[HOW TO COMPLETE THIS TASK] Each entry must be reproduced precisely as it stands.

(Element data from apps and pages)
====================
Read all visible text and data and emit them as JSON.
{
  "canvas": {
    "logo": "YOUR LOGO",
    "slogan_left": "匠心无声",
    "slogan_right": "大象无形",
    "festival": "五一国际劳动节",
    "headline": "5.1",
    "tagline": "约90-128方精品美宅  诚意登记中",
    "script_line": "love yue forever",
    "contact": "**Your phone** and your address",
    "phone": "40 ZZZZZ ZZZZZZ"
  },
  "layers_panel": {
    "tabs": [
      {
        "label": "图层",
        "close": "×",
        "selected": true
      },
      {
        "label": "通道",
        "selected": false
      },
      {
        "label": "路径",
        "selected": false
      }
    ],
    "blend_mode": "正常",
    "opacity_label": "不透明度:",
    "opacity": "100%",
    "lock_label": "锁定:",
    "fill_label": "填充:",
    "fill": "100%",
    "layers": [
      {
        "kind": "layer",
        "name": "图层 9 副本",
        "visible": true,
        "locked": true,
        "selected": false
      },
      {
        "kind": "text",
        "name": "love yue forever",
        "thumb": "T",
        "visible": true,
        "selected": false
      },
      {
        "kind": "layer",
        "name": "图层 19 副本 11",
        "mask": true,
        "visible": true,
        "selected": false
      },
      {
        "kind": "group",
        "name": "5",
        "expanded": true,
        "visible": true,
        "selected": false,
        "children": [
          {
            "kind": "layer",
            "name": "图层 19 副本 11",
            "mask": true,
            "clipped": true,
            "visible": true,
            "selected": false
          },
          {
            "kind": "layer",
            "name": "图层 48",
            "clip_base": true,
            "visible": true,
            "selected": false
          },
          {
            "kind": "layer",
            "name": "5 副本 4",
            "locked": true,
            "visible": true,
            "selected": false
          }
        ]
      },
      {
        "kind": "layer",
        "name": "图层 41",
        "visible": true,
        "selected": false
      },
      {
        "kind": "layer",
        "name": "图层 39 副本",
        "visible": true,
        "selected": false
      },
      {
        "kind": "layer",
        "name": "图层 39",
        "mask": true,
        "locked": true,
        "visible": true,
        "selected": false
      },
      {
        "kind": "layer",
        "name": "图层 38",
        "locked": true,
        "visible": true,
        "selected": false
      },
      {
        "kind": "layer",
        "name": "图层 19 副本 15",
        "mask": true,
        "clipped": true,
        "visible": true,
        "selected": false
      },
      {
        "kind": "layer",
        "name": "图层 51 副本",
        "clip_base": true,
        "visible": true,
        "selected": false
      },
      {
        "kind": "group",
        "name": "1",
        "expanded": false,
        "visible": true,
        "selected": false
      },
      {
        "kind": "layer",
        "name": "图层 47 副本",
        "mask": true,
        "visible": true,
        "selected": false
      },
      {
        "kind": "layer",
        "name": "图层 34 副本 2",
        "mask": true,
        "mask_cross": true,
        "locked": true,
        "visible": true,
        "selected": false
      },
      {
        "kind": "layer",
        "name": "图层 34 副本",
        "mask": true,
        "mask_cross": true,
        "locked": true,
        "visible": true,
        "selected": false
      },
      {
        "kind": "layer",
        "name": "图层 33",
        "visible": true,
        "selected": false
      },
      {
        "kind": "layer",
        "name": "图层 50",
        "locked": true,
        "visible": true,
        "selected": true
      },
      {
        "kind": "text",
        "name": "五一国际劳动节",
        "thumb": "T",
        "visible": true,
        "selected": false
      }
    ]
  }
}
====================
[WRITTEN SOLUTION]
Read all visible text and data and emit them as JSON.
{
  "canvas": {
    "logo": "YOUR LOGO",
    "slogan_left": "匠心无声",
    "slogan_right": "大象无形",
    "festival": "五一国际劳动节",
    "headline": "5.1",
    "tagline": "约90-128方精品美宅  诚意登记中",
    "script_line": "love yue forever",
    "contact": "**Your phone** and your address",
    "phone": "40 ZZZZZ ZZZZZZ"
  },
  "layers_panel": {
    "tabs": [
      {
        "label": "图层",
        "close": "×",
        "selected": true
      },
      {
        "label": "通道",
        "selected": false
      },
      {
        "label": "路径",
        "selected": false
      }
    ],
    "blend_mode": "正常",
    "opacity_label": "不透明度:",
    "opacity": "100%",
    "lock_label": "锁定:",
    "fill_label": "填充:",
    "fill": "100%",
    "layers": [
      {
        "kind": "layer",
        "name": "图层 9 副本",
        "visible": true,
        "locked": true,
        "selected": false
      },
      {
        "kind": "text",
        "name": "love yue forever",
        "thumb": "T",
        "visible": true,
        "selected": false
      },
      {
        "kind": "layer",
        "name": "图层 19 副本 11",
        "mask": true,
        "visible": true,
        "selected": false
      },
      {
        "kind": "group",
        "name": "5",
        "expanded": true,
        "visible": true,
        "selected": false,
        "children": [
          {
            "kind": "layer",
            "name": "图层 19 副本 11",
            "mask": true,
            "clipped": true,
            "visible": true,
            "selected": false
          },
          {
            "kind": "layer",
            "name": "图层 48",
            "clip_base": true,
            "visible": true,
            "selected": false
          },
          {
            "kind": "layer",
            "name": "5 副本 4",
            "locked": true,
            "visible": true,
            "selected": false
          }
        ]
      },
      {
        "kind": "layer",
        "name": "图层 41",
        "visible": true,
        "selected": false
      },
      {
        "kind": "layer",
        "name": "图层 39 副本",
        "visible": true,
        "selected": false
      },
      {
        "kind": "layer",
        "name": "图层 39",
        "mask": true,
        "locked": true,
        "visible": true,
        "selected": false
      },
      {
        "kind": "layer",
        "name": "图层 38",
        "locked": true,
        "visible": true,
        "selected": false
      },
      {
        "kind": "layer",
        "name": "图层 19 副本 15",
        "mask": true,
        "clipped": true,
        "visible": true,
        "selected": false
      },
      {
        "kind": "layer",
        "name": "图层 51 副本",
        "clip_base": true,
        "visible": true,
        "selected": false
      },
      {
        "kind": "group",
        "name": "1",
        "expanded": false,
        "visible": true,
        "selected": false
      },
      {
        "kind": "layer",
        "name": "图层 47 副本",
        "mask": true,
        "visible": true,
        "selected": false
      },
      {
        "kind": "layer",
        "name": "图层 34 副本 2",
        "mask": true,
        "mask_cross": true,
        "locked": true,
        "visible": true,
        "selected": false
      },
      {
        "kind": "layer",
        "name": "图层 34 副本",
        "mask": true,
        "mask_cross": true,
        "locked": true,
        "visible": true,
        "selected": false
      },
      {
        "kind": "layer",
        "name": "图层 33",
        "visible": true,
        "selected": false
      },
      {
        "kind": "layer",
        "name": "图层 50",
        "locked": true,
        "visible": true,
        "selected": true
      },
      {
        "kind": "text",
        "name": "五一国际劳动节",
        "thumb": "T",
        "visible": true,
        "selected": false
      }
    ]
  }
}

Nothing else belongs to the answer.